CIRCE Scientific has spent over a decade working on crystal engineering research. The company started this particular project six years ago with the search for a new solid form, a cocrystal, that could solve the water insolubility and poor bioavailability limitations of blueberries.
Blueberry plants produce pterostilbene to survive exposure to UV radiation, drought, microorganisms and this molecule can also help skin look more youthful. However, due to its poor solubility, it is not an easy molecule to use in skin care products.
'A multifunctional co-crystal'
Using its proprietary co-crystal engineering platform, the company has developed an ingredient that improves the solubility of pterostilbene, to increase its bioavailability and stability.
New ingredient Pteroyouth is a multifunctional co-crystal that combines pterostilbene with picolinic acid, a natural molecule in the human body and a tryptophan derivative, which stimulates mineral absorption and the body's immune response.

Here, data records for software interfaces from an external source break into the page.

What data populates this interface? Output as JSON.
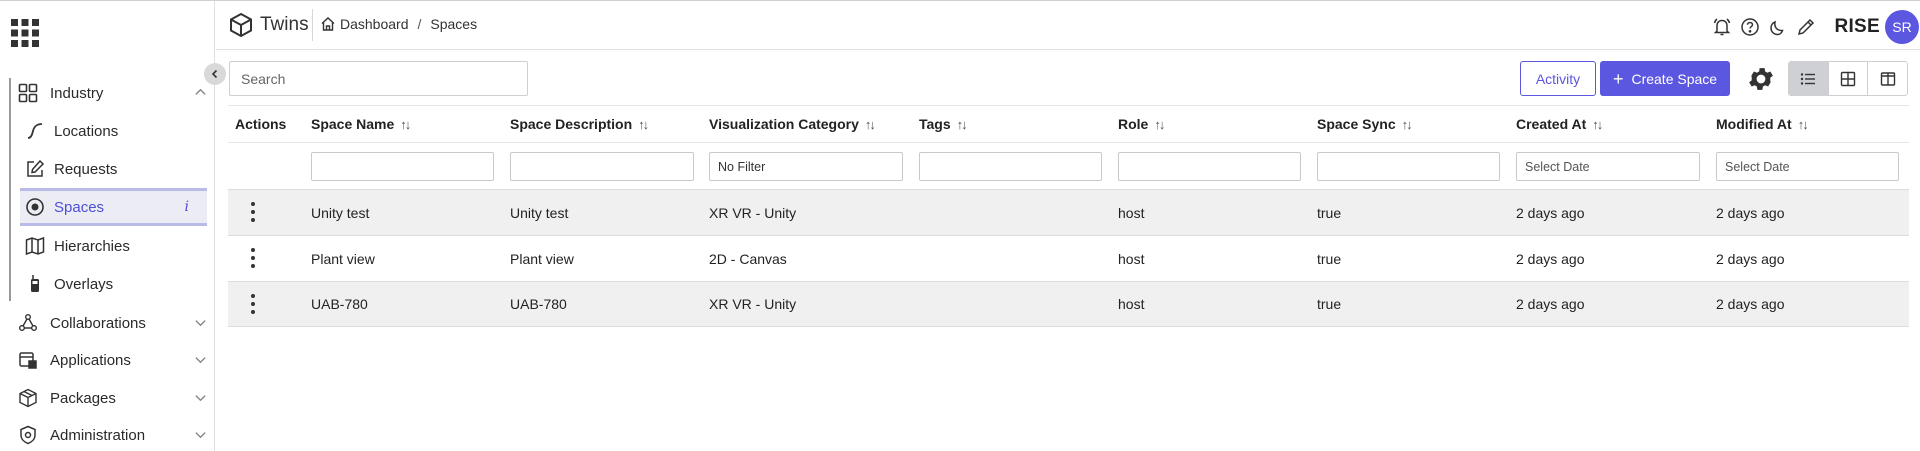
{
  "app": {
    "name": "Twins",
    "org": "RISE",
    "avatar_initials": "SR"
  },
  "breadcrumb": {
    "home": "Dashboard",
    "separator": "/",
    "current": "Spaces"
  },
  "colors": {
    "accent": "#5b57e0",
    "active_bg": "#ececf5",
    "row_shade": "#f0f0f0"
  },
  "sidebar": {
    "groups": [
      {
        "label": "Industry",
        "icon": "dashboard-grid-icon",
        "expanded": true
      },
      {
        "label": "Collaborations",
        "icon": "network-icon",
        "expanded": false
      },
      {
        "label": "Applications",
        "icon": "applications-icon",
        "expanded": false
      },
      {
        "label": "Packages",
        "icon": "package-icon",
        "expanded": false
      },
      {
        "label": "Administration",
        "icon": "shield-gear-icon",
        "expanded": false
      }
    ],
    "industry_items": [
      {
        "label": "Locations",
        "icon": "route-icon"
      },
      {
        "label": "Requests",
        "icon": "edit-square-icon"
      },
      {
        "label": "Spaces",
        "icon": "target-icon",
        "active": true,
        "info": "i"
      },
      {
        "label": "Hierarchies",
        "icon": "map-icon"
      },
      {
        "label": "Overlays",
        "icon": "walkie-talkie-icon"
      }
    ]
  },
  "toolbar": {
    "search_placeholder": "Search",
    "activity_label": "Activity",
    "create_label": "Create Space",
    "create_plus": "+"
  },
  "table": {
    "headers": [
      "Actions",
      "Space Name",
      "Space Description",
      "Visualization Category",
      "Tags",
      "Role",
      "Space Sync",
      "Created At",
      "Modified At"
    ],
    "sort_glyph": "↑↓",
    "filters": {
      "visualization_category": "No Filter",
      "created_at_placeholder": "Select Date",
      "modified_at_placeholder": "Select Date"
    },
    "rows": [
      {
        "name": "Unity test",
        "description": "Unity test",
        "category": "XR VR - Unity",
        "tags": "",
        "role": "host",
        "sync": "true",
        "created": "2 days ago",
        "modified": "2 days ago"
      },
      {
        "name": "Plant view",
        "description": "Plant view",
        "category": "2D - Canvas",
        "tags": "",
        "role": "host",
        "sync": "true",
        "created": "2 days ago",
        "modified": "2 days ago"
      },
      {
        "name": "UAB-780",
        "description": "UAB-780",
        "category": "XR VR - Unity",
        "tags": "",
        "role": "host",
        "sync": "true",
        "created": "2 days ago",
        "modified": "2 days ago"
      }
    ]
  }
}
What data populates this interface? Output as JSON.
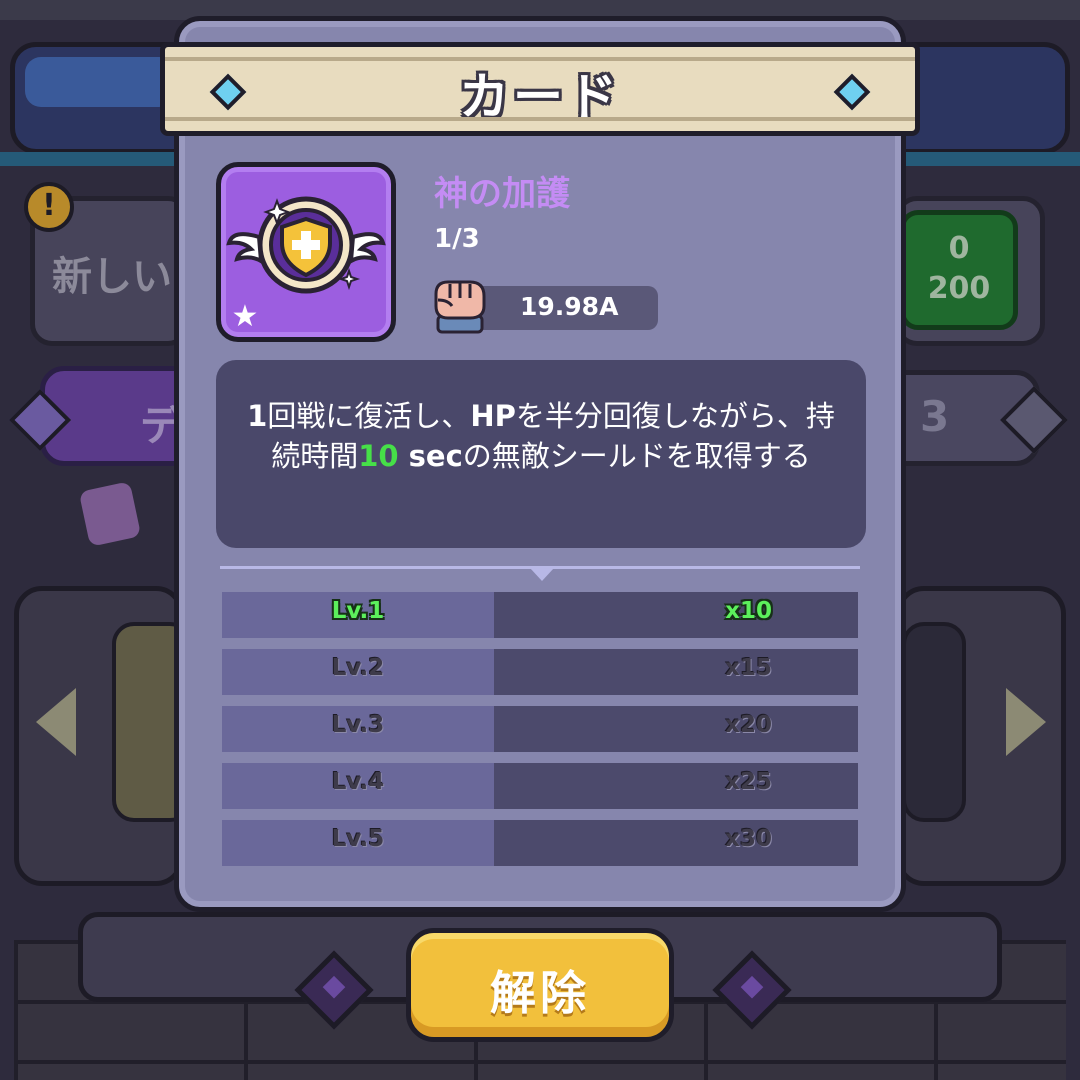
{
  "background": {
    "notice_text": "新しい",
    "left_tab_text": "デ",
    "right_tab_number": "3",
    "green_button_line1": "0",
    "green_button_line2": "200",
    "alert_glyph": "!"
  },
  "dialog": {
    "title": "カード",
    "card": {
      "icon": "winged-shield-plus-icon",
      "name": "神の加護",
      "count": "1/3",
      "power_icon": "fist-icon",
      "power": "19.98A",
      "star_icon": "star-icon"
    },
    "description": {
      "part1_bold": "1",
      "part2": "回戦に復活し、",
      "part3_bold": "HP",
      "part4": "を半分回復しながら、持続時間",
      "part5_highlight": "10",
      "part6_bold": " sec",
      "part7": "の無敵シールドを取得する"
    },
    "levels": [
      {
        "label": "Lv.1",
        "value": "x10",
        "active": true
      },
      {
        "label": "Lv.2",
        "value": "x15",
        "active": false
      },
      {
        "label": "Lv.3",
        "value": "x20",
        "active": false
      },
      {
        "label": "Lv.4",
        "value": "x25",
        "active": false
      },
      {
        "label": "Lv.5",
        "value": "x30",
        "active": false
      }
    ]
  },
  "release_button": {
    "label": "解除"
  },
  "colors": {
    "dialog_bg": "#8686ad",
    "title_bar": "#e8dcbf",
    "card_bg": "#9c5ee0",
    "card_name": "#c48cf4",
    "highlight_green": "#46e048",
    "button_gold": "#f2c03c"
  }
}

Fernando Barrera, Co-founder and CEO of CIRCE Scientific said the ingredient has a fast absorption speed and is ideal for use in both oral nutraceuticals and topical skin care products.
As the co-crystal greatly improves aqueous solubility of pterostilbene, it can be used in aqueous base lotions and creams to create formulations that don’t give an oily texture on the skin.
“Its powerful antioxidant and regeneration activation will protect the skin from all kinds of aggressions,” explained Barrera.
“As an example of its protection activity, even if Pteroyouth is not a sunscreen ingredient (its theoretical SPF is just around 20), its powerful activation of cell defence and restoration allows it to outperform the skin protection of sunscreens in the range of SPF 50 to 90. Also, as it comes from within the cells below the skin surface, this protection will not be lost if the skin is washed after the ingredient is applied,” he shared.
The company said the ingredient can offer numerous skin care benefits including: helping skin maintain a healthy structure when exposed to UVA and UVB rays, promoting an optimal cellular response so skin maintains its structure when exposed to ionising radiation, reinforcing the body's antioxidant defences, increasing cellular production of Nrf2 and decreasing cellular production of NF-kB – to help skin modulate the inflammatory response, helping skin to modulate pigmentation associated with environmental stress and age, and enhancing the activity of sirtuins (the "longevity enzymes," which regulate cellular activities related to cell vitality and ageing).
Using co-crystallisation technology
“Co-crystallisation is a new technology that looks to find crystal forms of two or more molecules included in the same lattice,” explained Barrera. “It is not a mix of two different crystals, but a new crystal containing the two molecules forming a single crystal (that is composed of the two molecules). This means that the ingredients of a co-crystal can’t be separated without dissolving the crystal again.”
He continued: “This addition of a second molecule, called a co-former, cannot be ‘forced’, the two molecules must ‘fit’ naturally (their spatial form, charge, distribution, etc.), so a lot of work is necessary to find the right co-former. Each substance may have several good fits but finding the right ones between thousands of possibilities is not easy.”
Barrera said that finding a viable co-former does not assure the co-crystal will have the desired properties, so it involves screening by trial and error.
“Once we have got a good co-crystal candidate, the scientific focus goes to test if we have sufficiently improved the desired properties, so different in vitro and in vivo assays are designed and done,” he shared. “Finally, the last technical challenge is the production scale-up to an industrial batch size.”
CIRCE said it now working on the development of new cocrystals to that will improve people’s health and longevity.